Scan the entries below for the word "date" and copy every line where it turns up.

(Dataset records)
/---

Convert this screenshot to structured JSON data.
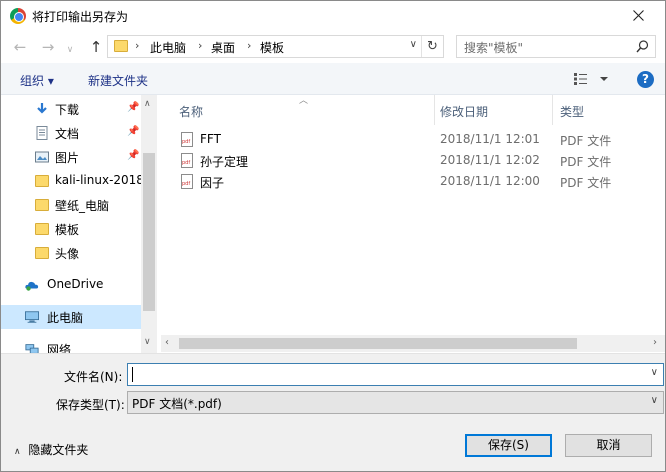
{
  "window": {
    "title": "将打印输出另存为"
  },
  "nav": {
    "breadcrumb": [
      "此电脑",
      "桌面",
      "模板"
    ],
    "search_placeholder": "搜索\"模板\""
  },
  "toolbar": {
    "organize_label": "组织 ▾",
    "new_folder_label": "新建文件夹",
    "help_label": "?"
  },
  "sidebar": {
    "items": [
      {
        "label": "下载",
        "icon": "download-icon",
        "pinned": true
      },
      {
        "label": "文档",
        "icon": "document-icon",
        "pinned": true
      },
      {
        "label": "图片",
        "icon": "picture-icon",
        "pinned": true
      },
      {
        "label": "kali-linux-2018-",
        "icon": "folder-icon",
        "pinned": false
      },
      {
        "label": "壁纸_电脑",
        "icon": "folder-icon",
        "pinned": false
      },
      {
        "label": "模板",
        "icon": "folder-icon",
        "pinned": false
      },
      {
        "label": "头像",
        "icon": "folder-icon",
        "pinned": false
      },
      {
        "label": "OneDrive",
        "icon": "onedrive-icon",
        "pinned": false
      },
      {
        "label": "此电脑",
        "icon": "computer-icon",
        "pinned": false,
        "selected": true
      },
      {
        "label": "网络",
        "icon": "network-icon",
        "pinned": false
      }
    ]
  },
  "filelist": {
    "columns": [
      "名称",
      "修改日期",
      "类型"
    ],
    "rows": [
      {
        "name": "FFT",
        "date": "2018/11/1 12:01",
        "type": "PDF 文件"
      },
      {
        "name": "孙子定理",
        "date": "2018/11/1 12:02",
        "type": "PDF 文件"
      },
      {
        "name": "因子",
        "date": "2018/11/1 12:00",
        "type": "PDF 文件"
      }
    ]
  },
  "form": {
    "filename_label": "文件名(N):",
    "filename_value": "",
    "filetype_label": "保存类型(T):",
    "filetype_value": "PDF 文档(*.pdf)"
  },
  "footer": {
    "hide_folders_label": "隐藏文件夹",
    "save_label": "保存(S)",
    "cancel_label": "取消"
  },
  "colors": {
    "accent": "#0078d7",
    "selection": "#cce8ff",
    "link": "#1e3287"
  }
}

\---

→ **SOLUTION FOR THIS EXERCISE**:
        "date": "2018/11/1 12:01",
        "date": "2018/11/1 12:02",
        "date": "2018/11/1 12:00",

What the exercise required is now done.